_Aim of the task_
Could you give back every record below exactly, leaving out the pictures?

━━━ Provided information ━━━

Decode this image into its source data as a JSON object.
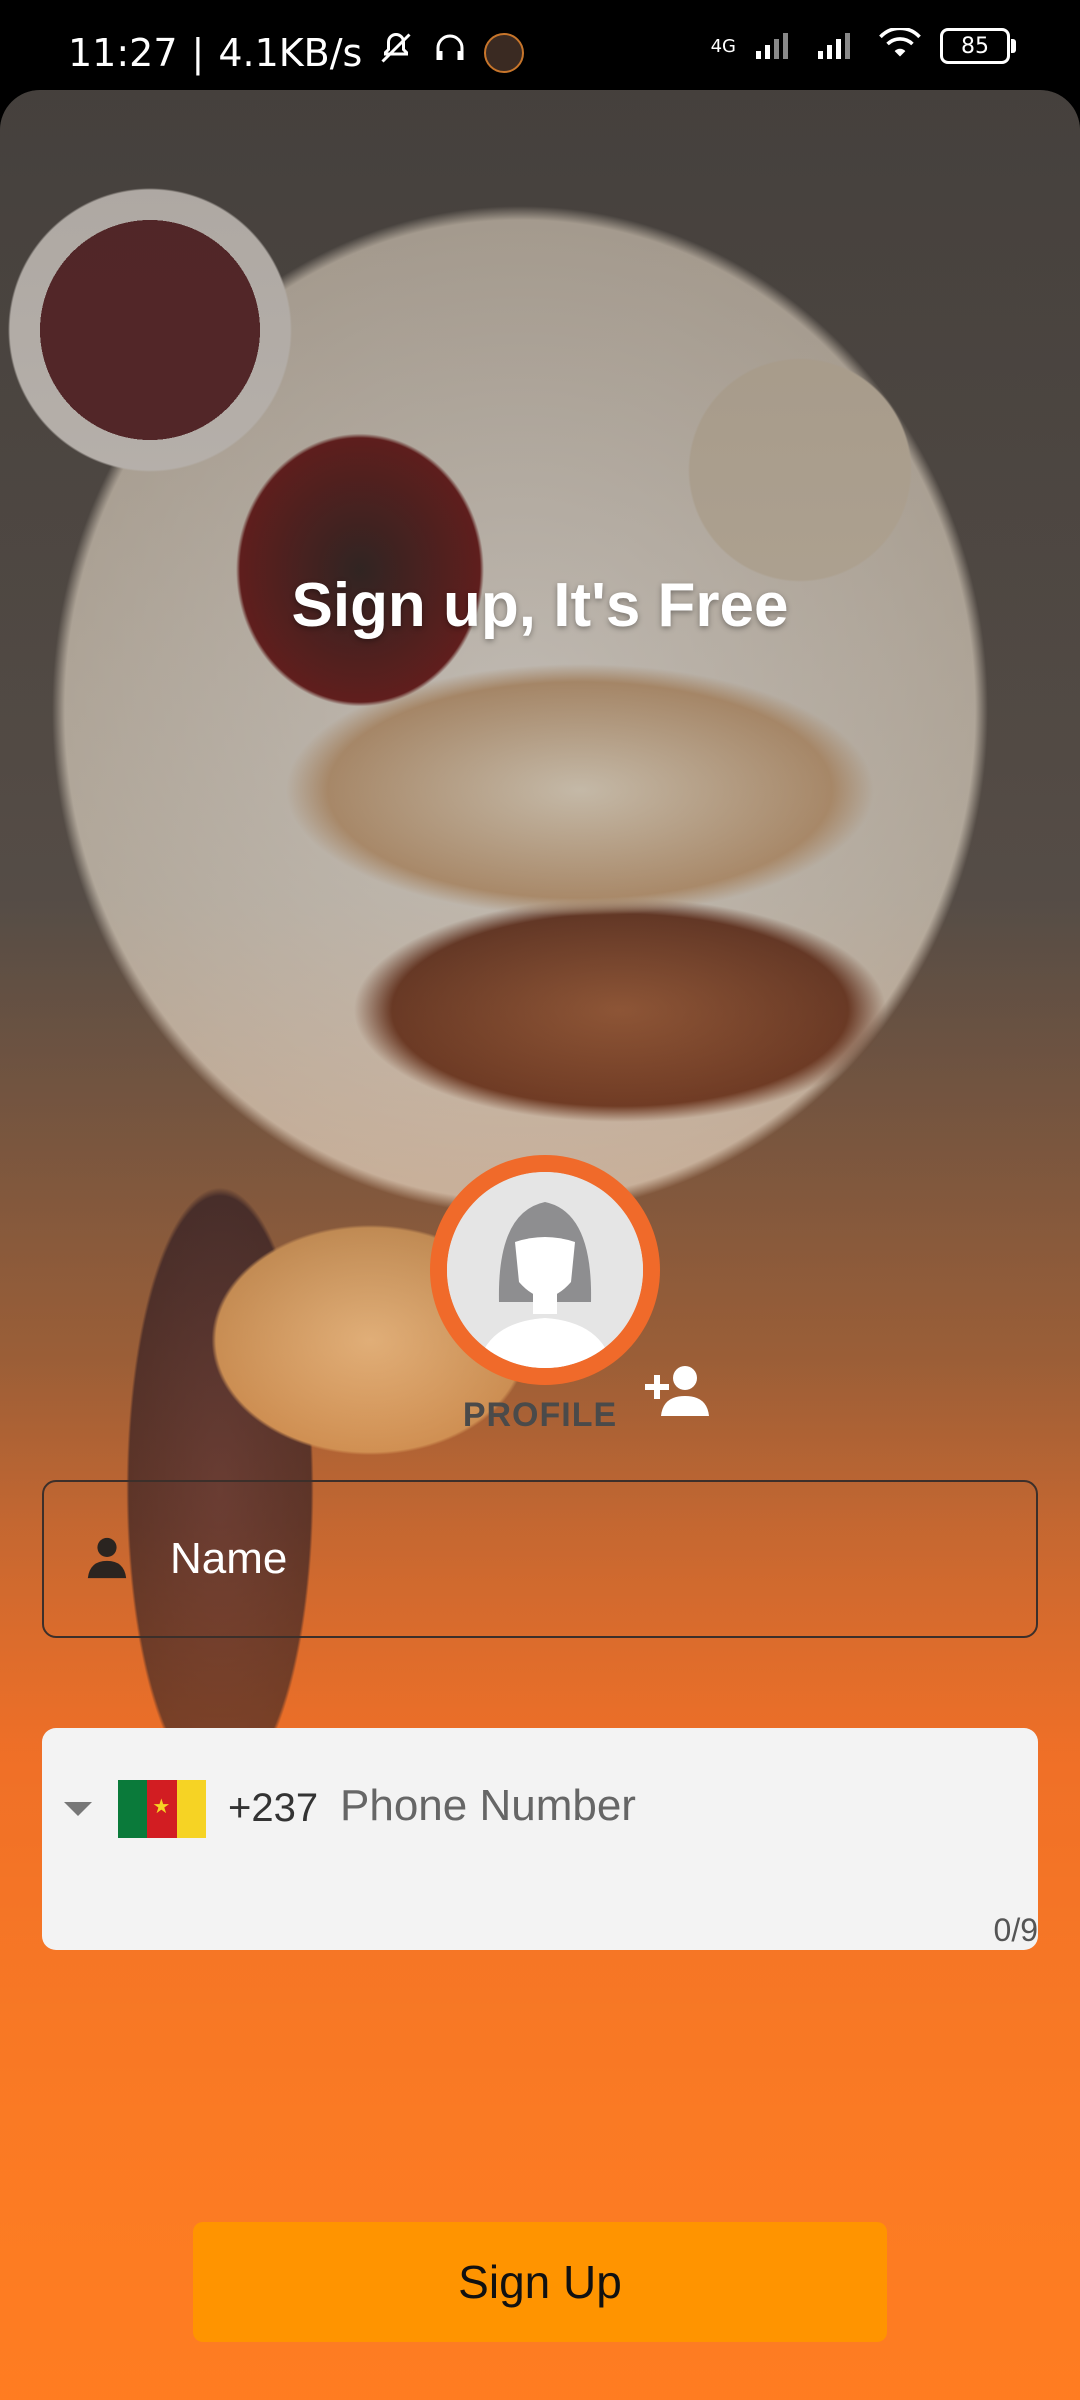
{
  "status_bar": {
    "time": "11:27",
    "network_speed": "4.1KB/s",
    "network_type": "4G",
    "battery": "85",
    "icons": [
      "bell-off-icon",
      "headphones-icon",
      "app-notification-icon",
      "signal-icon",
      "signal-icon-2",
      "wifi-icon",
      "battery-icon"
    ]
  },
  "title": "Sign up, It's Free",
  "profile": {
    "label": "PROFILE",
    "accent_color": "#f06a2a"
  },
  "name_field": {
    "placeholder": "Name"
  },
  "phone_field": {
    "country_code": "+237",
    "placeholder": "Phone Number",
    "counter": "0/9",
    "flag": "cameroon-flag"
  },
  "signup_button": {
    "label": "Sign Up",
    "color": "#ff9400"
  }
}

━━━

_Exercise response_
Decode this image into its source data as a JSON object.
{
  "status_bar": {
    "time": "11:27",
    "network_speed": "4.1KB/s",
    "network_type": "4G",
    "battery": "85",
    "icons": [
      "bell-off-icon",
      "headphones-icon",
      "app-notification-icon",
      "signal-icon",
      "signal-icon-2",
      "wifi-icon",
      "battery-icon"
    ]
  },
  "title": "Sign up, It's Free",
  "profile": {
    "label": "PROFILE",
    "accent_color": "#f06a2a"
  },
  "name_field": {
    "placeholder": "Name"
  },
  "phone_field": {
    "country_code": "+237",
    "placeholder": "Phone Number",
    "counter": "0/9",
    "flag": "cameroon-flag"
  },
  "signup_button": {
    "label": "Sign Up",
    "color": "#ff9400"
  }
}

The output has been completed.